Friday, September 4, 2015 - Defendants in the auto body antitrust multidistrict litigation scored a victory in their MDL after U.S. District Judge Gregory A. Presnell sided with a magistrate judge‘s opinion that the plaintiffs claims related to antitrust abuses by auto insurers auto be dismissed. The lawsuits, which were initially consolidated less than one year ago, claim that a number of major auto insurers intentionally lowered the reimbursement rates they would pay auto bodies after fixing their client‘s vehicles.
The opinion from Magistrate Judge Thomas Smith claimed that the plaintiffs lacked sufficient facts in relation to the claims made against the auto insurers and did not have enough evidence to proceed in pursuing their claims in the MDL. The district judge presiding over the case had requested the help of the magistrate judge after a large volume of lawsuits and legal questions had come up in the multidistrict litigation.

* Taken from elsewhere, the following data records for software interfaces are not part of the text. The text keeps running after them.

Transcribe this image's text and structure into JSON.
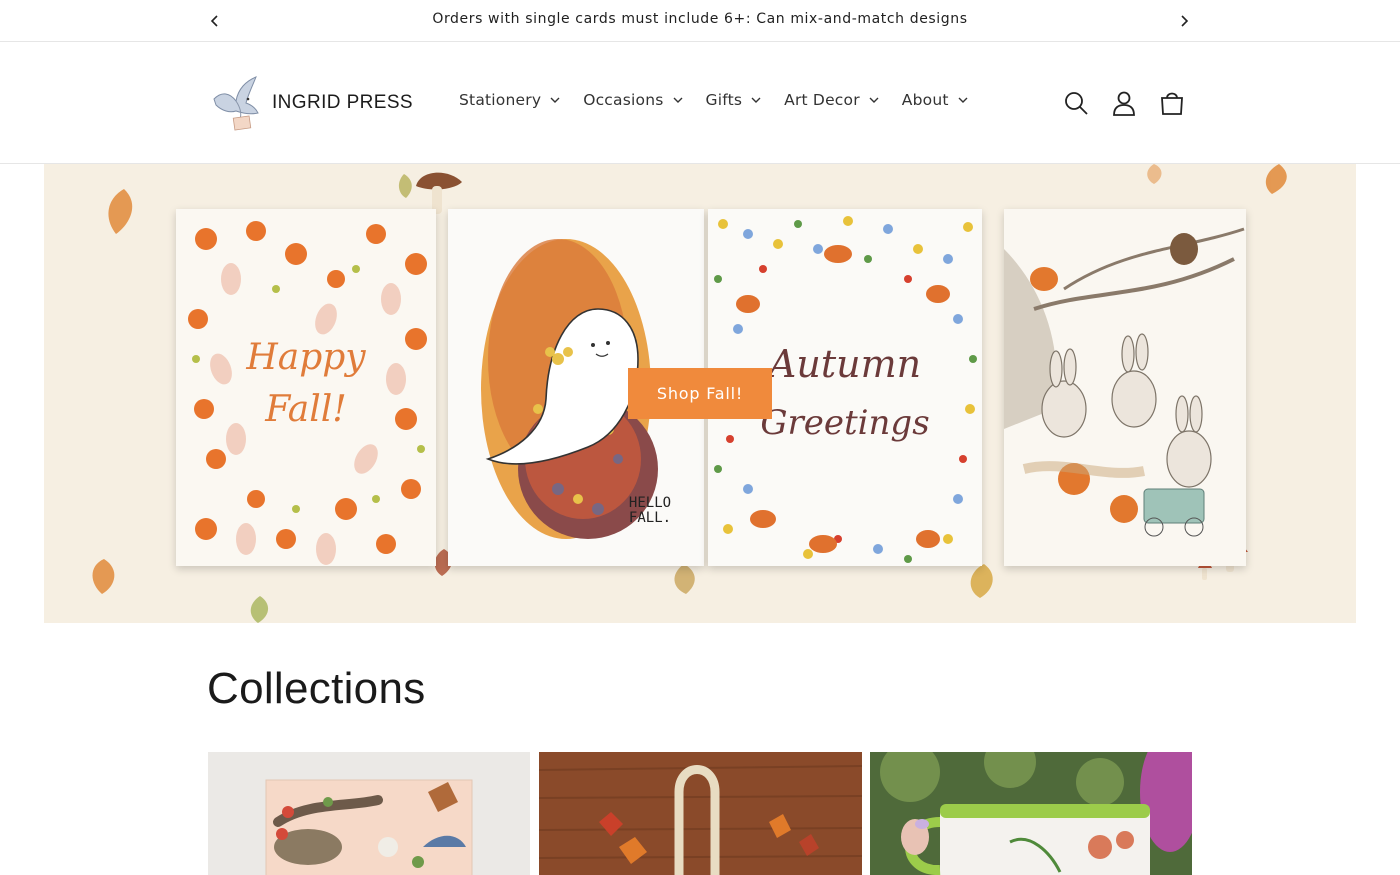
{
  "announcement": {
    "text": "Orders with single cards must include 6+: Can mix-and-match designs",
    "prev_icon": "chevron-left-icon",
    "next_icon": "chevron-right-icon"
  },
  "header": {
    "brand": "INGRID PRESS",
    "nav": [
      {
        "label": "Stationery"
      },
      {
        "label": "Occasions"
      },
      {
        "label": "Gifts"
      },
      {
        "label": "Art Decor"
      },
      {
        "label": "About"
      }
    ],
    "icons": [
      "search-icon",
      "account-icon",
      "cart-icon"
    ]
  },
  "hero": {
    "button_label": "Shop Fall!",
    "cards": [
      {
        "lettering": [
          "Happy",
          "Fall!"
        ]
      },
      {
        "lettering": [
          "HELLO",
          "FALL."
        ]
      },
      {
        "lettering": [
          "Autumn",
          "Greetings"
        ]
      },
      {
        "lettering": []
      }
    ],
    "accent_color": "#f08a3c"
  },
  "collections": {
    "title": "Collections",
    "items": [
      {
        "image": "botanical-animal-card"
      },
      {
        "image": "tote-bag-on-wood"
      },
      {
        "image": "illustrated-mug"
      }
    ]
  }
}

The plaintiffs reaction to the district court judge‘s upholding of the report made by the magistrate judge came in the form of a 45-page brief that objected to the opinion that the cases should be dismissed, it is likely that they will drop the antitrust claims against the auto insurers in the near future.
The multidistrict litigation related to the auto body antitrust litigation by insurance companies began with a single lawsuits filed in the Middle District of Florida federal court, where the MDL proceedings are taking place. An auto body shop claimed claimed that the insurance company 21st Century Centennial had conspired with other car insurance companies to lower the rates they paid to reimburse shops for fixing damaged vehicles. If an auto body shop did not accept the rates offered to them by the insurers, the insurers would suggest that their clients not use those particular shops to get their vehicles fixed.
Auto body shops claimed that they were not receiving the proper amount of money to make sound repairs for the insured cars coming into their shop, and were having to take the choice to either put a car that wasn‘t safe on the roads or turn away business. The antitrust claims state that the plaintiffs believe that the insurance companies were working in tandem in order to save money on reimbursements rates and force those extra costs onto the auto body shops where the work was taking place.
The U.S. district judge agreed with the magistrate judge‘s report that the state antitrust claims that came from Michigan, New Jersey, Virginia and Washington would not prove that an agreement between the companies took place to intentionally reduce reimbursement rates and punish auto body shops who did not comply with those measures. The state from which lawsuits had been filed in the MDL thus far included a number of other states in addition to the ones just mentioned including Arizona, Alabama, California, Illinois and Oregon to name a few. The widespread nature of the claims initially made the lawsuits eligible for multidistrict litigation, but now that antitrust measures may be off the table, plaintiffs are expected to take their litigation back to their state courts and pursue separate legal recourse that does not require claims of antitrust violations.